(If this doesn't work, use the Windows 95/NT explorer to move mfc42.dll out of your Windows System directory to somewhere safe - for example a temporary directory or a back-up floppy disk. Or just rename it mfc42.old. If Windows doesn't let you remove it from the Windows System directory or rename it, then it is in use by a program. Once you have shut down enough programs and successfully moved it, reinstalling MOZART will put the new version in place.)
Note: Many programs written with Microsoft Visual C++ use mfc42.dll but the operating system itself doesn't. Programs written with VC++ 4.2 use the older version; programs written with VC++5.0 use the newer version and programs written with VC++ 6 use a newer one still.
MOZART 4 installs mfc42.dll version 6.00.8267.0
As Windows itself has evolved, Microsoft have taken steps to ensure that this sort of thing doesn't happen. It will not be a problem on modern computers.
First install MOZART 4 or later in a different directory from MOZART 3. (The installation program suggests a different name, and so you can accept the default.) Then you must move some of MOZART 3's files. In the directory where you installed MOZART 3 you'll find version 3 of mozart32.exe and various other files and a subdirectory called "system". In the system directory you'll find DLL files: mzw320.dll, mzw32f.dll, and mzw32s.dll. Move these up one level into the same directory as mozart32.exe. You will now be able to use either MOZART 3 or MOZART 4 on the same computer. NB do not confuse the directory trees for the two different versions.
Also please note that later MOZART versions will read files saved by earlier versions but not the other way round.
Later versions of Mozart are designed explicitly so users of Mozart N can try the evaluation copy of Mozart N+1 without affecting their Mozart N installation: different versions of Mozart are installed in different directories and they work fine. As of 2011, the author of mozart keeps versions 5,6,7,8,9,10,11 installed on the same machine in order to be able to answer support questions.
With modern versions you can't do this easily - but in the 21st century who would want to? You can copy the installation program to a USB memory stick.
For the record, the answer to this question used to be:
Download the zip file version of the installation program.
Unzip the file using a standard unzipping program (eg pkzip or winzip which can be found on most shareware sites). Format two 1.44MB floppies and copy the unzipped files to the disks. Put setup.exe on one disk and setup.w02 on another and label them "Mozart installation disk 1", and "Mozart installation disk 2" respectively. Put the information files ReadMe.txt and file_id.diz on both for preference, but they must be put on the second disk. Running setup.exe from disk 1 will install MOZART, prompting you to insert disk 2 when required.

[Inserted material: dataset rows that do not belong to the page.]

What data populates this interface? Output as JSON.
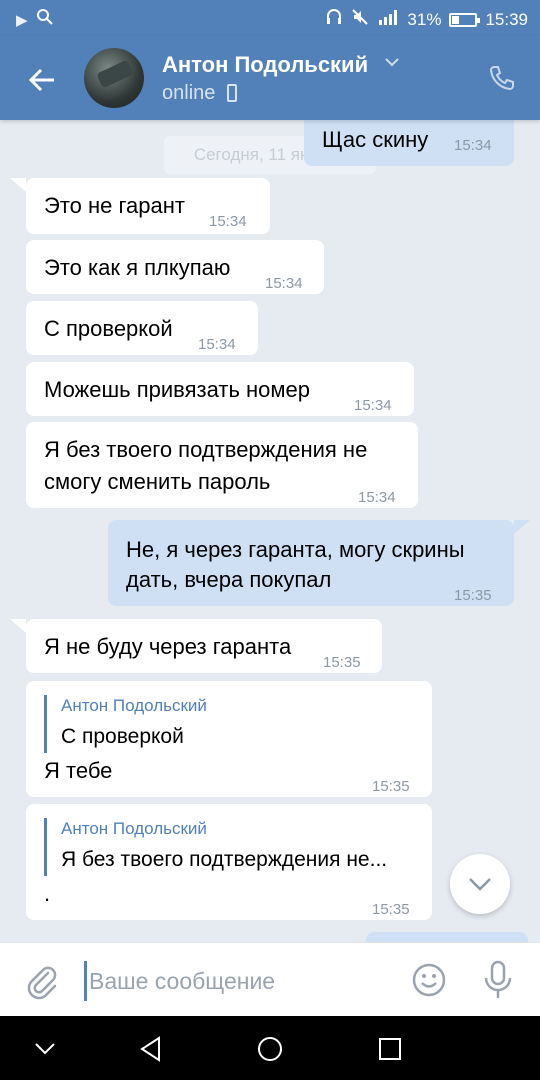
{
  "status_bar": {
    "battery_percent": "31%",
    "battery_level": 0.31,
    "time": "15:39"
  },
  "header": {
    "contact_name": "Антон Подольский",
    "status": "online",
    "accent": "#5181b8"
  },
  "chat": {
    "date_separator": "Сегодня, 11 января",
    "messages": [
      {
        "direction": "out",
        "text": "Щас скину",
        "time": "15:34"
      },
      {
        "direction": "in",
        "text": "Это не гарант",
        "time": "15:34"
      },
      {
        "direction": "in",
        "text": "Это как я плкупаю",
        "time": "15:34"
      },
      {
        "direction": "in",
        "text": "С проверкой",
        "time": "15:34"
      },
      {
        "direction": "in",
        "text": "Можешь привязать номер",
        "time": "15:34"
      },
      {
        "direction": "in",
        "text_line1": "Я без твоего подтверждения не",
        "text_line2": "смогу сменить пароль",
        "time": "15:34"
      },
      {
        "direction": "out",
        "text_line1": "Не, я через гаранта, могу скрины",
        "text_line2": "дать, вчера покупал",
        "time": "15:35"
      },
      {
        "direction": "in",
        "text": "Я не буду через гаранта",
        "time": "15:35"
      },
      {
        "direction": "in",
        "reply_name": "Антон Подольский",
        "reply_text": "С проверкой",
        "text": "Я тебе",
        "time": "15:35"
      },
      {
        "direction": "in",
        "reply_name": "Антон Подольский",
        "reply_text": "Я без твоего подтверждения не...",
        "text": ".",
        "time": "15:35"
      }
    ]
  },
  "composer": {
    "placeholder": "Ваше сообщение"
  },
  "icons": {
    "back": "arrow-left-icon",
    "call": "phone-icon",
    "attach": "paperclip-icon",
    "emoji": "smiley-icon",
    "mic": "microphone-icon",
    "scroll": "chevron-down-icon"
  }
}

NB MOZART's Evaluation Copy is freely distributable. The Virtuoso Edition, which you get when you buy the program, is not - it is licensed to you only.

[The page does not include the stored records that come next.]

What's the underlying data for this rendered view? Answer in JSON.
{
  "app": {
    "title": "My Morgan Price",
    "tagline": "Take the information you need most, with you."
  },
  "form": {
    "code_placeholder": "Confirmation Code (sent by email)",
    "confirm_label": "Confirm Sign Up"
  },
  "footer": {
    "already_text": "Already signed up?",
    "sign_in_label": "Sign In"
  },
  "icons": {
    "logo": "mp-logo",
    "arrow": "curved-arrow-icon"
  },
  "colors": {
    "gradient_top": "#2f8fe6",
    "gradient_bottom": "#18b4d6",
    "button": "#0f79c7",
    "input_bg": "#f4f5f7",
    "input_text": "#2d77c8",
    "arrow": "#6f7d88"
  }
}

This topic applies to Windows 98 only. For some reason in Windows 98, the file OLEACC.DLL, which is part of the operating system, is not always installed. It can be installed most simply just by copying it to the appropriate directory on your computer, but you must use the correct version of the file as defined below.
First right-click on the appropriate link below and save the file to your computer
Then when you have downloaded the appropriate version of the file copy it to your \windows\system directory.
Files to download:
Windows 98 First (original) Edition requires oleacc.dll for Windows 98 original edition
Windows 98 Second Edition requires oleacc.dll for Windows 98 second edition
Yes! From MOZART 4 onwards.
Lyrics were a little slow to enter up to and including MOZART 5. In MOZART 6 onwards this topic is covered in detail in the help system.